SOURCE INFORMATION
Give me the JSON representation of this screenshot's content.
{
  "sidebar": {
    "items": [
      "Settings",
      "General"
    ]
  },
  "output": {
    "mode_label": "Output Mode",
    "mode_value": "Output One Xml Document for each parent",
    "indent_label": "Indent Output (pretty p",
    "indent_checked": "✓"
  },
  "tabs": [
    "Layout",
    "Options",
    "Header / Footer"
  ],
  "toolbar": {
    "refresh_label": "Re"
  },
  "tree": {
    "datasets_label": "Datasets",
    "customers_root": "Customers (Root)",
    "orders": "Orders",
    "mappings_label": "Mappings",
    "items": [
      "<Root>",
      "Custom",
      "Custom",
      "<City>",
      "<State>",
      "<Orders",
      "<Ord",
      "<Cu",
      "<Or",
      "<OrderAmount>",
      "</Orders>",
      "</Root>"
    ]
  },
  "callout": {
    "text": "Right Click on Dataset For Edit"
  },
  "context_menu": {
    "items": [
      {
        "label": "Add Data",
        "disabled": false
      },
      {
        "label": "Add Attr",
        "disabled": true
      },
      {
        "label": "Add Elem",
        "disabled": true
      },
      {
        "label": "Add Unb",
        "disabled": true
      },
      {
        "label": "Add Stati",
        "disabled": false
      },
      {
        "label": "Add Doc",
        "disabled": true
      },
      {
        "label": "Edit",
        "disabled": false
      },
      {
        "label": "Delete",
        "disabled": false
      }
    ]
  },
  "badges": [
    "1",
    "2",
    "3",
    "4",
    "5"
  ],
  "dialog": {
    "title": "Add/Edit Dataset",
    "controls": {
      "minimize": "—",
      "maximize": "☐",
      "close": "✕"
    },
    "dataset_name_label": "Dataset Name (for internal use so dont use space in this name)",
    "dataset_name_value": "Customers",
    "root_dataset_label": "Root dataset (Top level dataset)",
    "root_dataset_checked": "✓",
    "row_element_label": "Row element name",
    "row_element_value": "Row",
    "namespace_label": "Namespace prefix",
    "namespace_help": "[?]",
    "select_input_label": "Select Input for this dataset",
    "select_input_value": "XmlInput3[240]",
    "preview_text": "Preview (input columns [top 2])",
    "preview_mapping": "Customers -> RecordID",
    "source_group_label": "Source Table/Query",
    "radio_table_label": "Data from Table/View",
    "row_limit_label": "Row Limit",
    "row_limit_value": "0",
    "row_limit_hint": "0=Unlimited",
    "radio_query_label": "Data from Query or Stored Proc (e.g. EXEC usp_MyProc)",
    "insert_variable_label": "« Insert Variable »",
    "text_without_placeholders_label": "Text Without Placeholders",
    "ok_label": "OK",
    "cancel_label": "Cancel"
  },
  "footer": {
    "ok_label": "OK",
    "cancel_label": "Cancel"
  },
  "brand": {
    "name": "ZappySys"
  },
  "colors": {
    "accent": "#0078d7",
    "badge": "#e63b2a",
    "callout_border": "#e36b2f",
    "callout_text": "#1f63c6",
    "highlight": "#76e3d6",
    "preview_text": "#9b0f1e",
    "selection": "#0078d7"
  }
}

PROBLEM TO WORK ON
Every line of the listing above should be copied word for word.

RESULT FOR THIS EXERCISE
Give me the JSON representation of this screenshot's content.
{
  "sidebar": {
    "items": [
      "Settings",
      "General"
    ]
  },
  "output": {
    "mode_label": "Output Mode",
    "mode_value": "Output One Xml Document for each parent",
    "indent_label": "Indent Output (pretty p",
    "indent_checked": "✓"
  },
  "tabs": [
    "Layout",
    "Options",
    "Header / Footer"
  ],
  "toolbar": {
    "refresh_label": "Re"
  },
  "tree": {
    "datasets_label": "Datasets",
    "customers_root": "Customers (Root)",
    "orders": "Orders",
    "mappings_label": "Mappings",
    "items": [
      "<Root>",
      "Custom",
      "Custom",
      "<City>",
      "<State>",
      "<Orders",
      "<Ord",
      "<Cu",
      "<Or",
      "<OrderAmount>",
      "</Orders>",
      "</Root>"
    ]
  },
  "callout": {
    "text": "Right Click on Dataset For Edit"
  },
  "context_menu": {
    "items": [
      {
        "label": "Add Data",
        "disabled": false
      },
      {
        "label": "Add Attr",
        "disabled": true
      },
      {
        "label": "Add Elem",
        "disabled": true
      },
      {
        "label": "Add Unb",
        "disabled": true
      },
      {
        "label": "Add Stati",
        "disabled": false
      },
      {
        "label": "Add Doc",
        "disabled": true
      },
      {
        "label": "Edit",
        "disabled": false
      },
      {
        "label": "Delete",
        "disabled": false
      }
    ]
  },
  "badges": [
    "1",
    "2",
    "3",
    "4",
    "5"
  ],
  "dialog": {
    "title": "Add/Edit Dataset",
    "controls": {
      "minimize": "—",
      "maximize": "☐",
      "close": "✕"
    },
    "dataset_name_label": "Dataset Name (for internal use so dont use space in this name)",
    "dataset_name_value": "Customers",
    "root_dataset_label": "Root dataset (Top level dataset)",
    "root_dataset_checked": "✓",
    "row_element_label": "Row element name",
    "row_element_value": "Row",
    "namespace_label": "Namespace prefix",
    "namespace_help": "[?]",
    "select_input_label": "Select Input for this dataset",
    "select_input_value": "XmlInput3[240]",
    "preview_text": "Preview (input columns [top 2])",
    "preview_mapping": "Customers -> RecordID",
    "source_group_label": "Source Table/Query",
    "radio_table_label": "Data from Table/View",
    "row_limit_label": "Row Limit",
    "row_limit_value": "0",
    "row_limit_hint": "0=Unlimited",
    "radio_query_label": "Data from Query or Stored Proc (e.g. EXEC usp_MyProc)",
    "insert_variable_label": "« Insert Variable »",
    "text_without_placeholders_label": "Text Without Placeholders",
    "ok_label": "OK",
    "cancel_label": "Cancel"
  },
  "footer": {
    "ok_label": "OK",
    "cancel_label": "Cancel"
  },
  "brand": {
    "name": "ZappySys"
  },
  "colors": {
    "accent": "#0078d7",
    "badge": "#e63b2a",
    "callout_border": "#e36b2f",
    "callout_text": "#1f63c6",
    "highlight": "#76e3d6",
    "preview_text": "#9b0f1e",
    "selection": "#0078d7"
  }
}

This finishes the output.